GAME OVER – I had pulled or stretched a ligament in my knee that would clearly not see me carry on and cover the remaining 110km and 6,000mtrs of ascent. Sadly having only covered 11hrs of trekking, 50km of distance, with an accumulative ascent of over 3,000mtrs, my adventure and ‘fun run’ was over.
My mind was still racing, I had eaten well throughout my time, gels, sweets as well as the check-point soup, cheese and saucisson – all had seen me right.
I hadn’t even played any of my UTMB ‘power running’ tunes. I hadn’t worn my sunglasses to enjoy the daytime high altitude trails. I hadn’t finished my current supply of Jelly Babies that I promised a mate of mine that I would. I hadn’t succumbed to the temptation of a chilled and refreshing Pepsi. I hadn’t savored my first sip of coffee in weeks, whilst enjoying the alpine views and waiting for that caffeine boost! I hadn’t managed to record the whole route on my Suunto watch. I hadn’t picked up my Scottish flag for my return leg into Chamonix. I hadn’t managed to preserve my race number, that was now missing it’s runner’s i.d. barcode. I hadn’t collected my Finisher’s Gilet, I hadn’t…

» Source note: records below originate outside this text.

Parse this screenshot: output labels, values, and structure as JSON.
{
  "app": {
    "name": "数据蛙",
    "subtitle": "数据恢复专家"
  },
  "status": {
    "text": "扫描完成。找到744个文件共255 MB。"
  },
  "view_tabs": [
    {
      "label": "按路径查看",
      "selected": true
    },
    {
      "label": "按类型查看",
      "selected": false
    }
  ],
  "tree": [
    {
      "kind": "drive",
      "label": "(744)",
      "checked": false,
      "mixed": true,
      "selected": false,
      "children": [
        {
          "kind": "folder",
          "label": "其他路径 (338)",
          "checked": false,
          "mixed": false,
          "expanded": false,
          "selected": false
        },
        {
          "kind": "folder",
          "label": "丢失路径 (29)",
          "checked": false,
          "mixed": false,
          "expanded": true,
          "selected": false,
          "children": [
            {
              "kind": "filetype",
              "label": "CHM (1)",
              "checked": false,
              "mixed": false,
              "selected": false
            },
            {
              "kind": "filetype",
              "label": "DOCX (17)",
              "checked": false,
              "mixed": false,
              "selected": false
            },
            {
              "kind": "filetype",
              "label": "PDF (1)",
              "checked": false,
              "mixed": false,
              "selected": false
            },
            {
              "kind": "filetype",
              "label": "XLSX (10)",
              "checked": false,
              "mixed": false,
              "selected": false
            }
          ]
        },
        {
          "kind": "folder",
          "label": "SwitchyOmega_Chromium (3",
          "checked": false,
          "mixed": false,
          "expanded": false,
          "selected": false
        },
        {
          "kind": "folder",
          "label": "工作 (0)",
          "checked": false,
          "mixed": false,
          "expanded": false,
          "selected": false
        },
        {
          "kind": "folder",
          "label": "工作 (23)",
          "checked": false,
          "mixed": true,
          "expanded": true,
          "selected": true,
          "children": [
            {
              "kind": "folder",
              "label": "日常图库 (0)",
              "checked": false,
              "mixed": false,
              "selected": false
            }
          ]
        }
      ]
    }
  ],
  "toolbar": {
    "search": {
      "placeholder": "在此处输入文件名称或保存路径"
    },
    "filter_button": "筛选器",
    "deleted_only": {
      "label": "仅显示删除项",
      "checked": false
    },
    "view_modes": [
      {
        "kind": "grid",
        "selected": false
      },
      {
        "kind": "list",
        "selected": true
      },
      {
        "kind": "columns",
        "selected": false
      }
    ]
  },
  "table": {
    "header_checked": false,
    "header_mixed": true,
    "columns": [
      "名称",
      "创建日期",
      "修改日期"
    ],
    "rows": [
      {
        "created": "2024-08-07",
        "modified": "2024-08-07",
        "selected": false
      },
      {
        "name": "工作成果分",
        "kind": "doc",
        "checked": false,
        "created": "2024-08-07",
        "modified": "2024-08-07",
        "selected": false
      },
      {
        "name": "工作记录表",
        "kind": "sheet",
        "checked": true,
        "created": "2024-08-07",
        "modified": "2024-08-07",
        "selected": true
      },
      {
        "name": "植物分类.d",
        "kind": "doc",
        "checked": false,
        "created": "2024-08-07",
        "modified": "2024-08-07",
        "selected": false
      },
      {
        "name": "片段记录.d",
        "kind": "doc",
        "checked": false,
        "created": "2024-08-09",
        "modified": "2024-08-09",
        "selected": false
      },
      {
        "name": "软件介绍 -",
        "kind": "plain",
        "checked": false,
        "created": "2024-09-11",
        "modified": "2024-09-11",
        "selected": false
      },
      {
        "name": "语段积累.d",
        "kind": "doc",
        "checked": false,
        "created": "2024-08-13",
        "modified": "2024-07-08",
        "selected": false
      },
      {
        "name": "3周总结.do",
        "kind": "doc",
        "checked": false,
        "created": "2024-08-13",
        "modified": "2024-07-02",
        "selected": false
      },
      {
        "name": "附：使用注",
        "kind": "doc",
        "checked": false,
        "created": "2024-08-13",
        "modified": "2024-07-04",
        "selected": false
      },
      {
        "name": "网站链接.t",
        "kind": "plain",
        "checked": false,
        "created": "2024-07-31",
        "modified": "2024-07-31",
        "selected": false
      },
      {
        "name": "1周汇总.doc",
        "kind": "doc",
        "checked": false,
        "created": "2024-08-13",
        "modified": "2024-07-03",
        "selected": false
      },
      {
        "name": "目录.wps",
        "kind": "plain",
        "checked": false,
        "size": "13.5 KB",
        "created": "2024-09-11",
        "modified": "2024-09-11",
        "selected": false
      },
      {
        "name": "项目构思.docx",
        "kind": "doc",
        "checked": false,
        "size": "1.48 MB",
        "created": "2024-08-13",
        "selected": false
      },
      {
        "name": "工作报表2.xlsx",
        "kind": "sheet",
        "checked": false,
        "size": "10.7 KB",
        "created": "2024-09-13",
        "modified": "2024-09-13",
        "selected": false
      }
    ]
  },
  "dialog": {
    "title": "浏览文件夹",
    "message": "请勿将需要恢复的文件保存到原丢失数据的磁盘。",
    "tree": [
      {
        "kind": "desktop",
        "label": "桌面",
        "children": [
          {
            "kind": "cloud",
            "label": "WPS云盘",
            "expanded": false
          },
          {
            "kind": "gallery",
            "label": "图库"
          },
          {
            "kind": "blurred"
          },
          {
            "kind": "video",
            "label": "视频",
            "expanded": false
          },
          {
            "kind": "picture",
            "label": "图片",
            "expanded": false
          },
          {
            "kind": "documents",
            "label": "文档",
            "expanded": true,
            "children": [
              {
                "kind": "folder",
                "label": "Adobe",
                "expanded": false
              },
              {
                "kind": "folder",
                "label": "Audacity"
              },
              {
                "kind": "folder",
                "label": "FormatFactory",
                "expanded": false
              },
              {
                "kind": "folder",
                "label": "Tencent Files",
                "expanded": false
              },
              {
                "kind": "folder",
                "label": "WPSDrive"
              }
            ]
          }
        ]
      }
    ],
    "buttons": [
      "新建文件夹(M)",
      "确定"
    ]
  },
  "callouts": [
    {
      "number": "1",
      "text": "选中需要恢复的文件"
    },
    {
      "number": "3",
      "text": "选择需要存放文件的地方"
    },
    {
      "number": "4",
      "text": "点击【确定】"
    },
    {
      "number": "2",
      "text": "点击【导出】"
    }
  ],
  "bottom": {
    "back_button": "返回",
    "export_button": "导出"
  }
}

…I hadn’t finished the UTMB.
This wasn’t the panic of a sleepy dream, this was real – plain and simple. I hadn’t done a lot of what I had worked so hard to accomplish and enjoy out there and I was now on a return bus, rather than cruising over the alps and down into Chamonix, through the cheering crowds, towards Eilidh and an epic finish line.
A lot of hard work and training goes into this race, a lot of runners apply – over 6,000 applicants for 2,300 places. Hopefully I’m fortunate again, I can return and resolve some unfinished business.
Ok, so having put down this initial blog, I thought it should also be highlighted that I am very proud to have gotten to stand toe to toe, shoulder to shoulder with many other likeminded, as well as elite runners of our ultra running community. I have seen in the past how this race has taken no prisoners, and retired many a ‘grand master’ of the trails. From some of our own homegrown elite runners such as Paul Giblin, who has been a true inspiration to me, with his EPIC efforts throughout the past few years, that saw him not only shatter the West Highland Way Ultra Race once BUT twice! – to other elite runners such as Anton Krupicka, who I saw and followed last year at the UTMB, who also endured, suffered, battled and finally retired from the race. This year he was back. He still found himself, at times, struggling and in a dark place with his relationship to the race but this year, he was triumphant! He describes his efforts and battle with this years race brilliantly in the video link below and reminds us all, that the main focus of running should never be forgotten:
Run and enjoy, regardless of the end result or race position. Enjoy the mountains, reconnect with your environment, test yourself, if you wish but be proud of your efforts…
– Time to focus on some time and ‘adventures’ with my wife Eilidh and pup Turry… 🙂